**TASK DESCRIPTION:**
In the entries that follow, which lines hold the string "regulated"? List them.
EXTRACTED INFORMATION: Begin
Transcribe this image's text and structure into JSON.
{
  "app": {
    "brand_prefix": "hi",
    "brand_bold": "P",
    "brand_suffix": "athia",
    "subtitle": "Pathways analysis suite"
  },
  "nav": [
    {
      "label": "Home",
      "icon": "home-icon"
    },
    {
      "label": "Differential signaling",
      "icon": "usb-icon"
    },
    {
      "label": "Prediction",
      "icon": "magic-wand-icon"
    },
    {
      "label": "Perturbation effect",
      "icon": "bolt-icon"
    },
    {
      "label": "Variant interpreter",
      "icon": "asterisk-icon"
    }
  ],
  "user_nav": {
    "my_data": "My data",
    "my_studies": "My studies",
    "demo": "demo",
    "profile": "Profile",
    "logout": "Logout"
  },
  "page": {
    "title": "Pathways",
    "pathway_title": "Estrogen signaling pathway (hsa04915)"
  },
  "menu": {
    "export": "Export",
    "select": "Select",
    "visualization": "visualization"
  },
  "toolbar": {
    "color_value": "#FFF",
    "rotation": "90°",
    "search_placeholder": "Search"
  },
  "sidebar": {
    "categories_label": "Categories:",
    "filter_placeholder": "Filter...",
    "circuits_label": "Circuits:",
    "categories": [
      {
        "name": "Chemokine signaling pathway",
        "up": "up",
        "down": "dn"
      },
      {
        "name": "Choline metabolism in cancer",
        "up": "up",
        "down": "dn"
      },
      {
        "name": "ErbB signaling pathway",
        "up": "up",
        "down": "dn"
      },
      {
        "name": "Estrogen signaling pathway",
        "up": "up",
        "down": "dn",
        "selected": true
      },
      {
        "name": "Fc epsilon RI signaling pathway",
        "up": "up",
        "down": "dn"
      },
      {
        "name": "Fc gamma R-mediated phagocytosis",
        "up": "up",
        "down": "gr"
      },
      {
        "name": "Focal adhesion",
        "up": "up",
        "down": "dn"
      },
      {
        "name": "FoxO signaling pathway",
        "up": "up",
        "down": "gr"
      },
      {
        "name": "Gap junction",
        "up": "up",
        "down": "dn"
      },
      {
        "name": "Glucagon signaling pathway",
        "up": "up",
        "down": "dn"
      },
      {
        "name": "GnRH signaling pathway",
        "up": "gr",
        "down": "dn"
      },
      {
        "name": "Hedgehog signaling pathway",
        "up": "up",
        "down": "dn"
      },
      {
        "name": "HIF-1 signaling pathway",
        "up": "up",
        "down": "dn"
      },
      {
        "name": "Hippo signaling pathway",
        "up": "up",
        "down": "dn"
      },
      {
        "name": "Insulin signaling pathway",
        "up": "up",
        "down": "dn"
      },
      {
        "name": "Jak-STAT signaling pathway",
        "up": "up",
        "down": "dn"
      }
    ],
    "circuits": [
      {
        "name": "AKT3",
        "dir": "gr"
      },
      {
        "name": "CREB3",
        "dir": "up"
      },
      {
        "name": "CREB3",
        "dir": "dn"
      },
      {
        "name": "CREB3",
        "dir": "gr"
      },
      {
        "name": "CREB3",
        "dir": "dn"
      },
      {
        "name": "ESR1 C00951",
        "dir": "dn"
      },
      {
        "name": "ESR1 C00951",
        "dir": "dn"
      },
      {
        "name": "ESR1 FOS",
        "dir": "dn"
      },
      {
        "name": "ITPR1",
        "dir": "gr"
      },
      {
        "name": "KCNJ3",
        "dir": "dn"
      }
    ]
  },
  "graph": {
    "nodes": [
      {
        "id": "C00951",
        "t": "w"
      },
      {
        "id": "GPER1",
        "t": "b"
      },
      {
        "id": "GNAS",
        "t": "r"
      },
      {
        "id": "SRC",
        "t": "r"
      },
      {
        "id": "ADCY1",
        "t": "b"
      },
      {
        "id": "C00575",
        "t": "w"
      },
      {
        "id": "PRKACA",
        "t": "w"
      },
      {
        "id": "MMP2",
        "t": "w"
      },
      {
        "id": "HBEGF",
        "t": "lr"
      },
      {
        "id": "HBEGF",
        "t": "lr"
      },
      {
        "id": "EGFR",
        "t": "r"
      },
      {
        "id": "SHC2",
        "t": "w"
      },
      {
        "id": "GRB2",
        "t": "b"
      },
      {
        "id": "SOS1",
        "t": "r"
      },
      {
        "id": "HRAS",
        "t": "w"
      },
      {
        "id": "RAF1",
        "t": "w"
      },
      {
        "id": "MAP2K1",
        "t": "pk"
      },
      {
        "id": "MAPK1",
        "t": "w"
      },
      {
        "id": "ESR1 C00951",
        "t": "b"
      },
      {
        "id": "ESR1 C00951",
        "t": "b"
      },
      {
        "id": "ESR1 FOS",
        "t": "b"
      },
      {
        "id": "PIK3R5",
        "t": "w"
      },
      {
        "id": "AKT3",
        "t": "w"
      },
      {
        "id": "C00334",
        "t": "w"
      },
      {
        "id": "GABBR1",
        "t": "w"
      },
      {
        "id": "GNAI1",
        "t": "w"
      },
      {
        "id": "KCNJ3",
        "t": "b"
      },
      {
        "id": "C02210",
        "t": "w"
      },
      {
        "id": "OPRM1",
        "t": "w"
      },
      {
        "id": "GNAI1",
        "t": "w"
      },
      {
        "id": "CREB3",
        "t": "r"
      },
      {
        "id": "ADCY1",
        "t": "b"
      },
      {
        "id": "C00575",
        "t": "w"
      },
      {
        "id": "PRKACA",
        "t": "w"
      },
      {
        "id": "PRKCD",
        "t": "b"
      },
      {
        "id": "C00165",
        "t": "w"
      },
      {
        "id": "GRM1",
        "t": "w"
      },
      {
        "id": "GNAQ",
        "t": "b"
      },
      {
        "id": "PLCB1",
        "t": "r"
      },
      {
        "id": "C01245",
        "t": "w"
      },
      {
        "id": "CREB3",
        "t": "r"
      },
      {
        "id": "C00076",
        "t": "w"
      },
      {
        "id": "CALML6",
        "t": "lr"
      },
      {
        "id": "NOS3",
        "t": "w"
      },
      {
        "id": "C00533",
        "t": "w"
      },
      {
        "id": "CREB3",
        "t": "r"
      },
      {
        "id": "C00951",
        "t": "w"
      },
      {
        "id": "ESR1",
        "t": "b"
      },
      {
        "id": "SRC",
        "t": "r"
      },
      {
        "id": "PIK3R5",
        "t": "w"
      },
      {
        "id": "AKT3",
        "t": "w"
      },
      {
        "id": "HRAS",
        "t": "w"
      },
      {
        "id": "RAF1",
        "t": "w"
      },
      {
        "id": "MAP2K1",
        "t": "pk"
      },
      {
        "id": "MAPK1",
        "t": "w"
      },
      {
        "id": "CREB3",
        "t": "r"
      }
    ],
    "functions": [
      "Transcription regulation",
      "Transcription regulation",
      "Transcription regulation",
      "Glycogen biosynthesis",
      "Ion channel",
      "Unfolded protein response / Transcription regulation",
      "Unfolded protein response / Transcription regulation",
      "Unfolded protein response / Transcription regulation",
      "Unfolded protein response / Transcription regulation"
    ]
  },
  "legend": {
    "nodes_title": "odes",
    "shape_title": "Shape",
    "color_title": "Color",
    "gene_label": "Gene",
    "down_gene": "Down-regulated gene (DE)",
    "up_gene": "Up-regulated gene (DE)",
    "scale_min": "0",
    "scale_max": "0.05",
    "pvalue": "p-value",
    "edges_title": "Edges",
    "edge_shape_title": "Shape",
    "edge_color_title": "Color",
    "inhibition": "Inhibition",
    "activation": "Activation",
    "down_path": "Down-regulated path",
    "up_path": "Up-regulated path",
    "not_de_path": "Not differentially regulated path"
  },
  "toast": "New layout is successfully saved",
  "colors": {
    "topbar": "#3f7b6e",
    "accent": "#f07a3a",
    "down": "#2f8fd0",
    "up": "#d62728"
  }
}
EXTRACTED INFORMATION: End
**WRITTEN SOLUTION:**
    "down_gene": "Down-regulated gene (DE)",
    "up_gene": "Up-regulated gene (DE)",
    "down_path": "Down-regulated path",
    "up_path": "Up-regulated path",
    "not_de_path": "Not differentially regulated path"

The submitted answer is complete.